> **Task data**
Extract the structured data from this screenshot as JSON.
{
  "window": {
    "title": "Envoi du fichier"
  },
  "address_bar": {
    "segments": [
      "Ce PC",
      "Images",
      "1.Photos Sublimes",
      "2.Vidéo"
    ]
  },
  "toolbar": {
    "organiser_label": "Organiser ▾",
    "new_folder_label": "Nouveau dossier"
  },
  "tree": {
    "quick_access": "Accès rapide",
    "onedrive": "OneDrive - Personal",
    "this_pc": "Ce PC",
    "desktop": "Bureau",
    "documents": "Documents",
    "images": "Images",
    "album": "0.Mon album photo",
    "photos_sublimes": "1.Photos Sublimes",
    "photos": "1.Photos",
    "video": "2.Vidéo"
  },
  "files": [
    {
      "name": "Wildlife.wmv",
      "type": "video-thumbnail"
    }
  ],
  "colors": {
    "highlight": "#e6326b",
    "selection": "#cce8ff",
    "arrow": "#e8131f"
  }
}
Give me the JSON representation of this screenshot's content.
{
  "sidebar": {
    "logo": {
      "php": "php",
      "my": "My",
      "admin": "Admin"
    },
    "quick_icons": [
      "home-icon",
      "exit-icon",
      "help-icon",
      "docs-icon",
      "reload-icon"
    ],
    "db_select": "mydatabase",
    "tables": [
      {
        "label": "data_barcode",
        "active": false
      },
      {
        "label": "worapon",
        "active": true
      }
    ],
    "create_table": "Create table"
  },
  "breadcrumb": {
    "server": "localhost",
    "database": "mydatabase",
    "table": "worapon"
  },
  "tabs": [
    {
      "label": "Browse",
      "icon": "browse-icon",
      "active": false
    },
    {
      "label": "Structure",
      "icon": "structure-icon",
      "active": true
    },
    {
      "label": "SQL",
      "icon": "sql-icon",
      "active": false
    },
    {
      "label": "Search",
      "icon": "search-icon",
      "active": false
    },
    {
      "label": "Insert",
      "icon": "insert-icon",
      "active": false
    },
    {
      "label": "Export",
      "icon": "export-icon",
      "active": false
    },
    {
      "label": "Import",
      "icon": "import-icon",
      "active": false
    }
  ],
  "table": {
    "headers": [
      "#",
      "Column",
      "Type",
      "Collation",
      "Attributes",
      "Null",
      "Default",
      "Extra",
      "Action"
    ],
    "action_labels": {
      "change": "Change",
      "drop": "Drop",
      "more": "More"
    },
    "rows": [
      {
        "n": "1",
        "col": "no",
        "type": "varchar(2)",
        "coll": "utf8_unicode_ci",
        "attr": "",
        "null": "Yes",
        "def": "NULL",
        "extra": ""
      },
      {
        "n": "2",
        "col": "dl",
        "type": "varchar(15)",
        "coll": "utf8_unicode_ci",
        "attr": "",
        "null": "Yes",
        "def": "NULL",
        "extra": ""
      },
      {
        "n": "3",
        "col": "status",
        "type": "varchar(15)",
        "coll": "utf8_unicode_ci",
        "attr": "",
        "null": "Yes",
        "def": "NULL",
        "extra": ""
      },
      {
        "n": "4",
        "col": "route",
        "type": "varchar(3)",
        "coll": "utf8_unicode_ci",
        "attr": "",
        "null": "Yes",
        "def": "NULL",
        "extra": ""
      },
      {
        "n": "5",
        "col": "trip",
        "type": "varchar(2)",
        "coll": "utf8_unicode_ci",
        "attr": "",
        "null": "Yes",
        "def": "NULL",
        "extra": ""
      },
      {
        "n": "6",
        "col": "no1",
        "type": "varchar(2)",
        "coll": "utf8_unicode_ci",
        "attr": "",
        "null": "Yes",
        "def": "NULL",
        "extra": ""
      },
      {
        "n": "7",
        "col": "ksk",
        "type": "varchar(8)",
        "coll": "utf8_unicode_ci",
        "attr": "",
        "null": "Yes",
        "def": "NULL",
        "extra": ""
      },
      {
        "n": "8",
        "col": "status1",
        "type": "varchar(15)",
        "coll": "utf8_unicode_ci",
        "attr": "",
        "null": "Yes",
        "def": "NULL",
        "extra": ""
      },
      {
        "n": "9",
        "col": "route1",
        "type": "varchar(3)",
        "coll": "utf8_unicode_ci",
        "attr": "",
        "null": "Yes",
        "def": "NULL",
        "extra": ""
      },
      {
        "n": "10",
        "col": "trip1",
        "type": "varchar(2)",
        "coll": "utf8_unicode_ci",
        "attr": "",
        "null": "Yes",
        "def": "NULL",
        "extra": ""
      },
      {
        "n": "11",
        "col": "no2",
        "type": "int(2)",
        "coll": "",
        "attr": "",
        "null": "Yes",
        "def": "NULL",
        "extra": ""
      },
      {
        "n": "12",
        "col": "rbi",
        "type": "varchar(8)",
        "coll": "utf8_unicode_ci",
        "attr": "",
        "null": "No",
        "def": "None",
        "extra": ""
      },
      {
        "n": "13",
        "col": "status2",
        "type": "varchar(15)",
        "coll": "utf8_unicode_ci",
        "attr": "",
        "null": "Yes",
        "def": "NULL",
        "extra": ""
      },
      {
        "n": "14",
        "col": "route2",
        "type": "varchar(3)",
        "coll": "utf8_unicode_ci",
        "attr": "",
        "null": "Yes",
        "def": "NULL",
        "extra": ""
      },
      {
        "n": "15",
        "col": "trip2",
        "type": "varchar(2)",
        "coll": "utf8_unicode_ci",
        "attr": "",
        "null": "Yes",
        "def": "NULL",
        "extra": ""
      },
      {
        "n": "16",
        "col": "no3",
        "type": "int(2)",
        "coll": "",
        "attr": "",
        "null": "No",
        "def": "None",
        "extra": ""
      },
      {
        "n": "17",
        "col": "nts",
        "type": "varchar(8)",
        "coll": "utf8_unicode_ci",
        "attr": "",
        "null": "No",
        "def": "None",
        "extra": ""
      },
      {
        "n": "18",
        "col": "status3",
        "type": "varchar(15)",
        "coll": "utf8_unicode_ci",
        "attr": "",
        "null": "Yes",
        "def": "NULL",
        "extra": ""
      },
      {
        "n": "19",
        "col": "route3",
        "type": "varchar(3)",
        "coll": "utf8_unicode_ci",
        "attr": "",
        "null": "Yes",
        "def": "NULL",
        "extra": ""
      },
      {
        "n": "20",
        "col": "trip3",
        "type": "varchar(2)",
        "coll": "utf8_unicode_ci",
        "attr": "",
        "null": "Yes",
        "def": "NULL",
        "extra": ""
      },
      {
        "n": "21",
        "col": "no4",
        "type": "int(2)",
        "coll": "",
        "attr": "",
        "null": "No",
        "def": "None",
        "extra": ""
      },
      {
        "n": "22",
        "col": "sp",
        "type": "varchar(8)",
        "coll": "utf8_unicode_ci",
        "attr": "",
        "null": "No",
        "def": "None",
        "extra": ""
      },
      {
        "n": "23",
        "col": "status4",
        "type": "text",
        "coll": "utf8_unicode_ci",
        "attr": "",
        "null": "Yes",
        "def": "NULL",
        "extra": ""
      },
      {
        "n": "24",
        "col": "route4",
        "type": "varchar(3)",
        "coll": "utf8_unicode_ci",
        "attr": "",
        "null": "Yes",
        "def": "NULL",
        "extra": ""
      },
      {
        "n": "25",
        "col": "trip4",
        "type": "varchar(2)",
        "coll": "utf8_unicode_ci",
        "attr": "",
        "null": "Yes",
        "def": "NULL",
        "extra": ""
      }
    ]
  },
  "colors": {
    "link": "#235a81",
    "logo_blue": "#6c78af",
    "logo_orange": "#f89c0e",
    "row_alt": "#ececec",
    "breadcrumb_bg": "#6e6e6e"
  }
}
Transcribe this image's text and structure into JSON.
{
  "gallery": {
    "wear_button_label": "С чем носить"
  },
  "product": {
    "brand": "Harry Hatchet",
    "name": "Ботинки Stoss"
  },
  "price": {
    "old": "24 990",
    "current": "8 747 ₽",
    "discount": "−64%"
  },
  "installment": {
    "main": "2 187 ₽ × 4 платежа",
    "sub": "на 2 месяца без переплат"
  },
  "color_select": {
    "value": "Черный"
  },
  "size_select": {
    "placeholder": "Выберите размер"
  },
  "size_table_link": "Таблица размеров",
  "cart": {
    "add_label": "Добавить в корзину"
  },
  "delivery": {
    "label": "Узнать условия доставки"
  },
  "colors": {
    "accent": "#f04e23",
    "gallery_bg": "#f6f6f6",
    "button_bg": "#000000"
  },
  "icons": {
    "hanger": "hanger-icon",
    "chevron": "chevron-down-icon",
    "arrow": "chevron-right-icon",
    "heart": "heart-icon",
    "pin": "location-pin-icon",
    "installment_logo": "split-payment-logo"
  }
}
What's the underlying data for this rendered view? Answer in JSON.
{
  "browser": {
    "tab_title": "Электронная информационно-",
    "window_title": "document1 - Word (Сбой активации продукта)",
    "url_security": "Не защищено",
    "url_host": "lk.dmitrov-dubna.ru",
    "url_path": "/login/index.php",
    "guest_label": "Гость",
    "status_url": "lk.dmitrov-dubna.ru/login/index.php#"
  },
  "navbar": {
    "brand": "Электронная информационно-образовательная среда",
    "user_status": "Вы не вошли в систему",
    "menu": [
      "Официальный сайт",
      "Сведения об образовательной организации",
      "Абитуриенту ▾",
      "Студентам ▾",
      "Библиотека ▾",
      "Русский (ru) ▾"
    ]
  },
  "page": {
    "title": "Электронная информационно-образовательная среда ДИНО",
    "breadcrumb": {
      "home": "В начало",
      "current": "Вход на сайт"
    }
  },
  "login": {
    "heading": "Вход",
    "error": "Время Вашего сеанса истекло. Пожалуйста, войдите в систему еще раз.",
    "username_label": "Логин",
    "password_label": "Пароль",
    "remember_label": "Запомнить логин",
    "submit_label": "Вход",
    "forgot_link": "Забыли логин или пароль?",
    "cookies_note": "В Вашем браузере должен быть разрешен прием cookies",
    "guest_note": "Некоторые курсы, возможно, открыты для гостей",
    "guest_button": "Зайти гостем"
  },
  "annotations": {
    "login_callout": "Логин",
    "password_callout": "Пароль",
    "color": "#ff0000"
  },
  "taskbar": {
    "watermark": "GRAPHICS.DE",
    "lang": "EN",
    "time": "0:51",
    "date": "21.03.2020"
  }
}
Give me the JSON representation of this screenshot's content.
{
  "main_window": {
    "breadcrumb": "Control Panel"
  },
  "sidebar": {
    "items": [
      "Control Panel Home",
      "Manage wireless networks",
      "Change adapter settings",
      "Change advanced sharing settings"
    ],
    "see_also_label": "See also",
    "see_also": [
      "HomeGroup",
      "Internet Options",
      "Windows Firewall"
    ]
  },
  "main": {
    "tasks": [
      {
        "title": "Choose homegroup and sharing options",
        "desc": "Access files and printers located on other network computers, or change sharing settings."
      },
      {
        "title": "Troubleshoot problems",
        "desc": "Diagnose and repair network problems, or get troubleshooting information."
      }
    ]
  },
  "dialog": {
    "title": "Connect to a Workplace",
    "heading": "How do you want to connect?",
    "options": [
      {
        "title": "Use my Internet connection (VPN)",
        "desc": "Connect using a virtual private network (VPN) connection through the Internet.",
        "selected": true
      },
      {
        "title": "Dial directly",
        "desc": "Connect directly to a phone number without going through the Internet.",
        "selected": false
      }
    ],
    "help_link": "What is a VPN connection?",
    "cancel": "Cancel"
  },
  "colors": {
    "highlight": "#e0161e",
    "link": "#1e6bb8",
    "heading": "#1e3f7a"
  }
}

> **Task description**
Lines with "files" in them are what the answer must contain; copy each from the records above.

> **Solution to the problem**
  "files": [
        "desc": "Access files and printers located on other network computers, or change sharing settings."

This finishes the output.